Our lovely guest this month is YA writer, ace bookseller, skilled raconteur and all-round Highly Talented Person, Leanne Hall. A Melbourne native, she began her writing career with short stories in Meanjin, Sleepers Almanac and Best Australian Stories, then won the Text Prize in 2009 for THIS IS SHYNESS (and believe me, the follow-up, QUEEN OF THE NIGHT, is just as awesome).
Check out the amazing artwork (by Noelle, below) that SHYNESS has inspired, and make sure you catch up with Leanne’s website, The Long Blinks, which contains lots of extra SHYNESS content (including deleted chapters! and you might recognise the name of the website from the story itself…)
I hope you enjoy Leanne’s answers to our notorious Five Messy Questions 🙂
Why this book? Why this story?:
I wanted to tell a story of one amazing, life-altering night out, trying I guess to replicate some of the more spontaneous, memorable, endless nights of my youth (those days are over – sob!). I like the idea that, under some circumstances, you can bond quickly with a stranger and be more yourself with them than you can with your friends. I wanted to bring together strangeness and dark thoughts and romance and glamorous danger and human connection, these were all the things that were bursting out of me into my first book.
The ride is a rollercoaster totally in the dark, and you basically get assailed from all sides by flying monkeys, threatening groups of Kidds, people randomly trying to kiss you, the booming voice of Doctor Gregory, and trippy misty sections where your dreams and nightmares project around you. Um, and it’s called Dark Dreams.
Rec us a book on writing craft, would ya?:
My favourite book on writing is really a book about all forms of creativity, or all ways of being an artist. It’s called Art and Fear by David Bayles and Ted Orland, who are both photographers. It took me a long time to feel I had the right to call myself a writer, and now sometimes I like to challenge myself by considering myself an artist (even though part of me thinks it’s a pretentious thing to claim!) The book talks about how difficult the creative process is, and how fear and anxiety and roadblocks are all perfectly normal thing to experience.
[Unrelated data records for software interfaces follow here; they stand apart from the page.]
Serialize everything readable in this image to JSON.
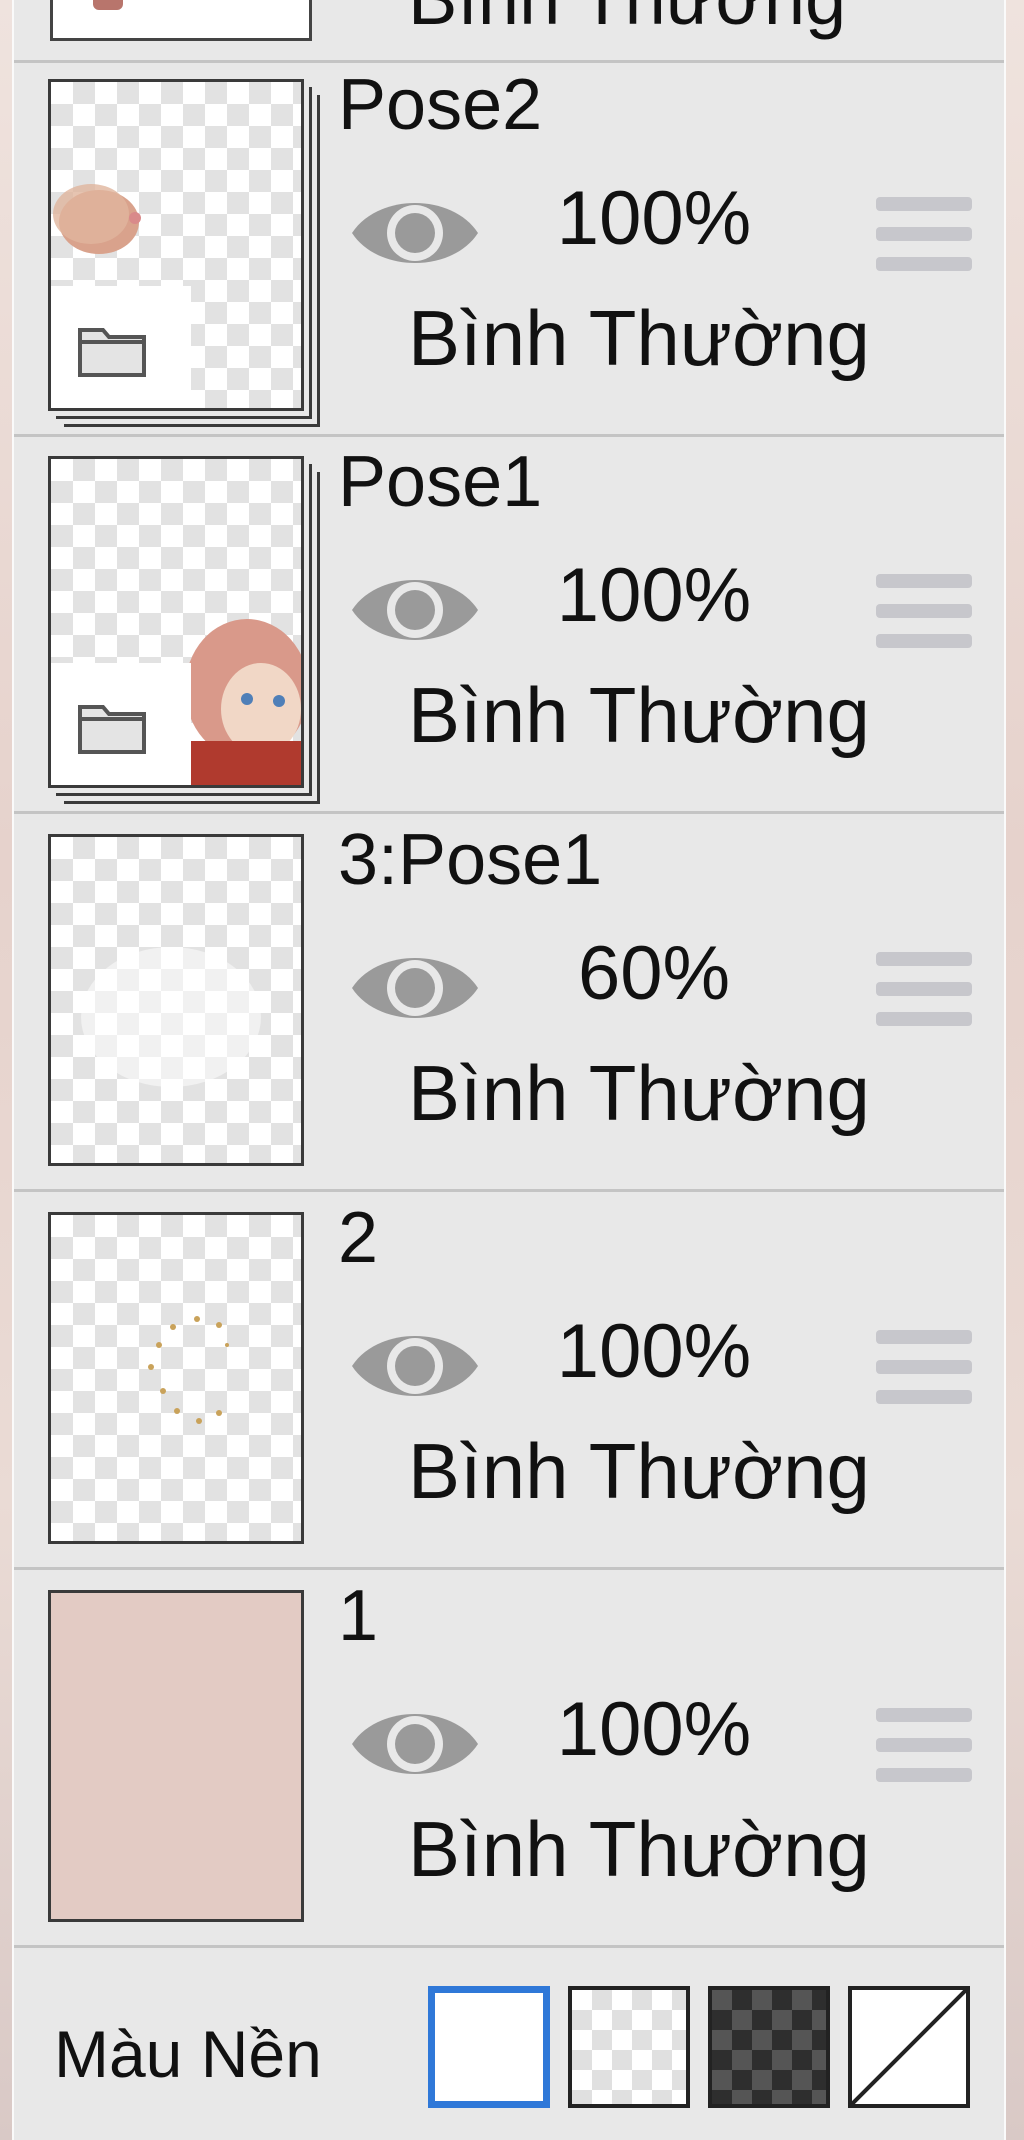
{
  "top_partial_layer": {
    "blend_mode": "Bình Thường"
  },
  "layers": [
    {
      "name": "Pose2",
      "opacity": "100%",
      "blend_mode": "Bình Thường",
      "type": "folder"
    },
    {
      "name": "Pose1",
      "opacity": "100%",
      "blend_mode": "Bình Thường",
      "type": "folder"
    },
    {
      "name": "3:Pose1",
      "opacity": "60%",
      "blend_mode": "Bình Thường",
      "type": "layer"
    },
    {
      "name": "2",
      "opacity": "100%",
      "blend_mode": "Bình Thường",
      "type": "layer"
    },
    {
      "name": "1",
      "opacity": "100%",
      "blend_mode": "Bình Thường",
      "type": "layer",
      "fill_color": "#e3cbc4"
    }
  ],
  "footer": {
    "label": "Màu Nền",
    "swatches": [
      "white",
      "light-checker",
      "dark-checker",
      "none"
    ],
    "selected_swatch": "white"
  },
  "colors": {
    "accent": "#2f78d8",
    "icon_gray": "#9a9a9a",
    "panel_bg": "#e8e8e8"
  },
  "icons": {
    "visibility": "eye-icon",
    "reorder": "drag-handle-icon",
    "folder": "folder-icon"
  }
}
It is so, so heartening and affirming to read.
Okay –three hot books you would run in to save if your house was burning:
Coraline by Neil Gaiman; Alice’s Adventures in Wonderland by Lewis Carroll (I have a very beautiful hardcover edition illustrated by Iassen Ghiuselev – two of his illustrations adorn my arms! One from Alice and one from Pinocchio) and Hideous Kinky by Esther Freud. Clearly I like to read about young minds encountering unfamiliar worlds.
Why write for teenagers? Why not adults, or little munchkins?:
Actually, I think I’ll end up writing for all of those age groups eventually, as I have a few ideas lined up at the moment (they currently run: middle grade/YA/picture book/adult). I feel really in touch with my eleven-year-old and fifteen-year-old selves, so that covers my novels Iris and the Tiger and This is Shyness/Queen of the Night. I have adored reading YA as an adult for maybe 15 years now. When I started writing This is Shyness I was in my late 20s, so I was close enough, and far enough, from my teen years to feel I could write the story. The teen years are so heartfelt and passionate, so tumultuous and liminal and formative – who wouldn’t want to write for teens?!
~ Leanne, thanks for coming to visit!